“This is the end of Christians in Iraq,” he said. “There will be no Christians in Iraq in ten years.”
But the question of where the Christians will go — not to mention the thousands of internally-displaced Yazidi Kurds and Sunni Arabs who have also been pushed out of their communities — looms large. While some remain confident that they will one day go home— “Insha’Allah,” as Mrs Elyas put it — most either don’t expect to, are scared about what they might find there if they do, or are simply fed up with living in a country in which they believe they will continue to be targets of sectarian hatred.
Many hold out hope that Europe will accept them on the basis of their faith. France has already evacuated 40 Christian refugees from Erbil and anticipates that many more will arrive on its soil in the coming weeks. Both the school and the apartment building seem at times to run on the hope that their residents will be among the refugees on those flights. “Hearing that France has agreed to take Christian refugees can get you through the day,” Mr Alabdal said, “even if you’re not one of the people they have agreed to take.”
But he said there had been significant pushback from the Chaldean Catholic Church to the idea of Iraq’s Christian emigrating. Chaldean Patriarch Louis Sako has described the desire of many to leave as a “calamity” that will “[dissolve] the history, heritage and identity of these people into void.”
Mr Alabdal accused the Patriarch of conspiring with neighbouring states to prohibit Christian emigration across their borders and said: “The Patriarch doesn’t want us to leave because we are an ‘original people’. But anyone trying to stop us from leaving is against us.”
Whatever the case, emigration remains an almost impossible prospect for most.
“At the moment, UNHCR’s focus is on getting life-saving emergency aid to the displaced people where they are now,” the organisation told SBS in a statement. “Only around 80,000 resettlement places are made available each year, which is less than one per cent of the global refugee population. Since resettlement remains a solution for only a small fraction of the world’s displaced people, it is important we help refugees find care and protection wherever they find a place of safety.”
An added problem for many of the IDPs in Ankawa — Christian or otherwise — is that they simply don’t fit the UNHCR’s very specific requirements for resettlement, the most important of which, in this case, is that they have crossed an international border and thus made the all-important transformation from IDP to refugee.
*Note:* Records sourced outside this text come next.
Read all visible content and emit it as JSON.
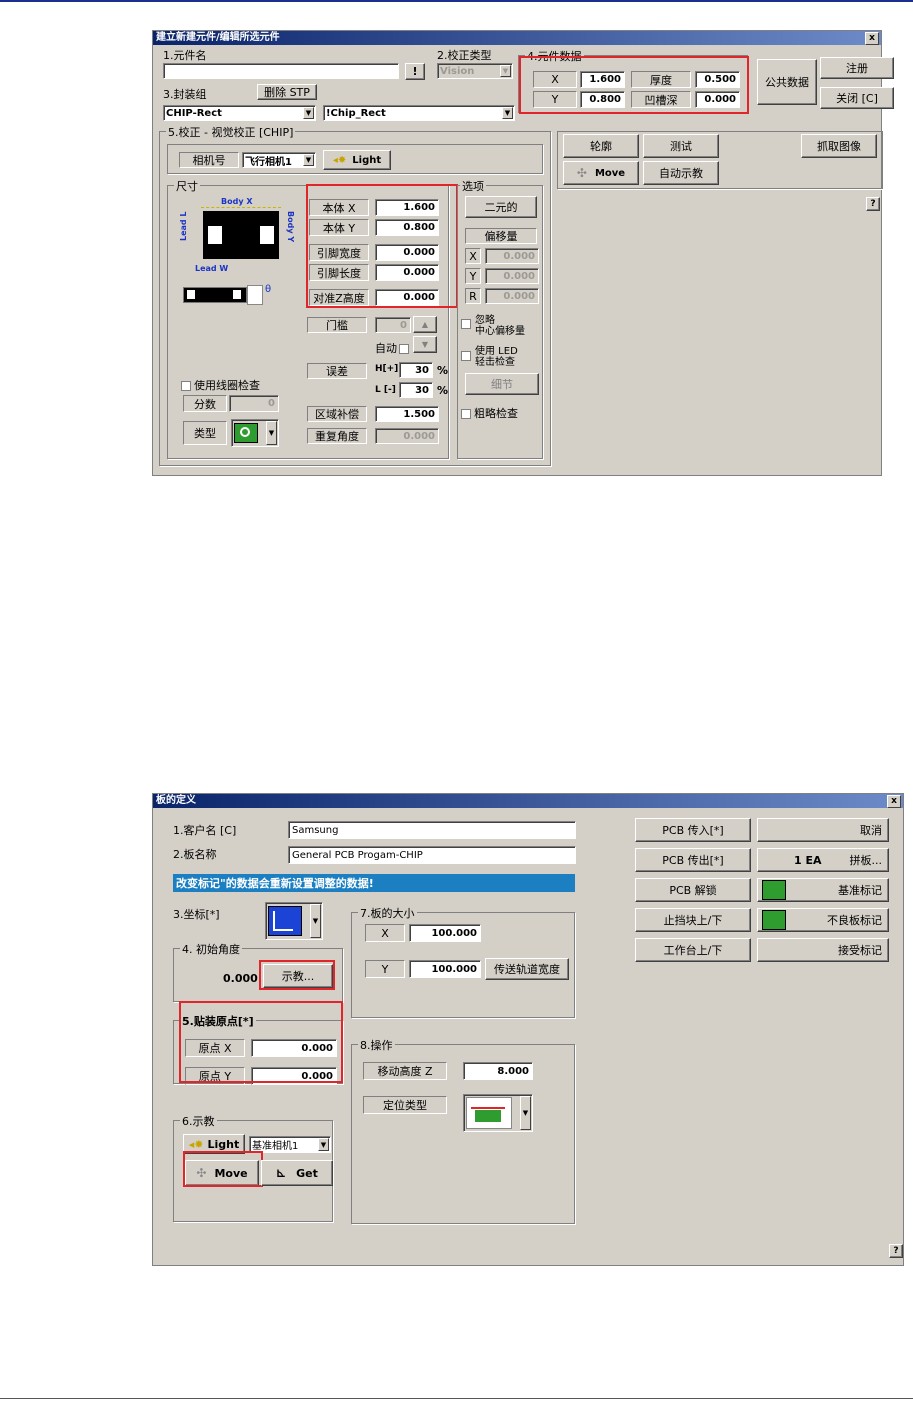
{
  "window1": {
    "title": "建立新建元件/编辑所选元件",
    "close": "x",
    "part_name_label": "1.元件名",
    "part_name_value": "",
    "excl_button": "!",
    "calib_type_label": "2.校正类型",
    "calib_type_value": "Vision",
    "part_data_label": "4.元件数据",
    "x_label": "X",
    "x_value": "1.600",
    "y_label": "Y",
    "y_value": "0.800",
    "thickness_label": "厚度",
    "thickness_value": "0.500",
    "groove_label": "凹槽深",
    "groove_value": "0.000",
    "public_data_button": "公共数据",
    "register_button": "注册",
    "close_button": "关闭 [C]",
    "package_label": "3.封装组",
    "delete_stp_button": "删除 STP",
    "package_value": "CHIP-Rect",
    "package2_value": "!Chip_Rect",
    "vision_group_title": "5.校正 - 视觉校正 [CHIP]",
    "camera_label": "相机号",
    "camera_value": "飞行相机1",
    "light_button": "Light",
    "size_group_title": "尺寸",
    "body_x_diag": "Body X",
    "body_y_diag": "Body Y",
    "lead_l_diag": "Lead L",
    "lead_w_diag": "Lead W",
    "diag_symbol": "θ",
    "body_x_label": "本体 X",
    "body_x_value": "1.600",
    "body_y_label": "本体 Y",
    "body_y_value": "0.800",
    "lead_w_label": "引脚宽度",
    "lead_w_value": "0.000",
    "lead_l_label": "引脚长度",
    "lead_l_value": "0.000",
    "align_z_label": "对准Z高度",
    "align_z_value": "0.000",
    "threshold_label": "门槛",
    "threshold_value": "0",
    "auto_label": "自动",
    "tolerance_label": "误差",
    "h_label": "H[+]",
    "h_value": "30",
    "l_label": "L [-]",
    "l_value": "30",
    "percent": "%",
    "region_comp_label": "区域补偿",
    "region_comp_value": "1.500",
    "repeat_angle_label": "重复角度",
    "repeat_angle_value": "0.000",
    "use_coil_label": "使用线圈检查",
    "score_label": "分数",
    "score_value": "0",
    "type_label": "类型",
    "options_title": "选项",
    "binary_button": "二元的",
    "offset_label": "偏移量",
    "ox_label": "X",
    "ox_value": "0.000",
    "oy_label": "Y",
    "oy_value": "0.000",
    "or_label": "R",
    "or_value": "0.000",
    "ignore_center_label": "忽略\n中心偏移量",
    "use_led_label": "使用 LED\n轻击检查",
    "detail_button": "细节",
    "rough_check_label": "粗略检查",
    "outline_button": "轮廓",
    "test_button": "测试",
    "grab_image_button": "抓取图像",
    "move_button": "Move",
    "auto_teach_button": "自动示教",
    "help": "?"
  },
  "window2": {
    "title": "板的定义",
    "close": "x",
    "customer_label": "1.客户名 [C]",
    "customer_value": "Samsung",
    "board_name_label": "2.板名称",
    "board_name_value": "General PCB Progam-CHIP",
    "notice": "改变标记\"的数据会重新设置调整的数据!",
    "coord_label": "3.坐标[*]",
    "init_angle_label": "4. 初始角度",
    "init_angle_value": "0.000",
    "teach_button": "示教...",
    "origin_label": "5.贴装原点[*]",
    "origin_x_label": "原点 X",
    "origin_x_value": "0.000",
    "origin_y_label": "原点 Y",
    "origin_y_value": "0.000",
    "teach_group_label": "6.示教",
    "light_button": "Light",
    "camera_value": "基准相机1",
    "move_button": "Move",
    "get_button": "Get",
    "board_size_label": "7.板的大小",
    "bx_label": "X",
    "bx_value": "100.000",
    "by_label": "Y",
    "by_value": "100.000",
    "conveyor_width_button": "传送轨道宽度",
    "operation_label": "8.操作",
    "move_height_label": "移动高度 Z",
    "move_height_value": "8.000",
    "locate_type_label": "定位类型",
    "pcb_in_button": "PCB 传入[*]",
    "pcb_out_button": "PCB 传出[*]",
    "pcb_unlock_button": "PCB 解锁",
    "stopper_button": "止挡块上/下",
    "table_button": "工作台上/下",
    "cancel_button": "取消",
    "array_count": "1 EA",
    "array_button": "拼板...",
    "fiducial_button": "基准标记",
    "bad_mark_button": "不良板标记",
    "accept_mark_button": "接受标记",
    "help": "?"
  },
  "colors": {
    "red_highlight": "#e0262a",
    "title_bar": "#0a246a",
    "dialog_bg": "#d4d0c8",
    "notice_bg": "#1b7fc2",
    "green": "#2f9c2f"
  }
}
This makes commitments like that of France all the more important and commendable. But by focusing solely on one group or another, Western governments also expose themselves to charges of sectarianism and racism and, much more importantly, leave countless others at risk for what are essentially arbitrary reasons.
“There may also be separate arrangements bilaterally, where countries may offer admission or other entry arrangements to certain groups of people,” the UNHCR statement said.
“[But the] UNHCR maintains that it is important that such bilateral humanitarian initiatives benefit all population groups at risk of persecution.”
Matthew Clayfield is a freelance foreign correspondent who has worked in Africa, Asia, Europe, Latin America, the former Soviet Union and the Middle East.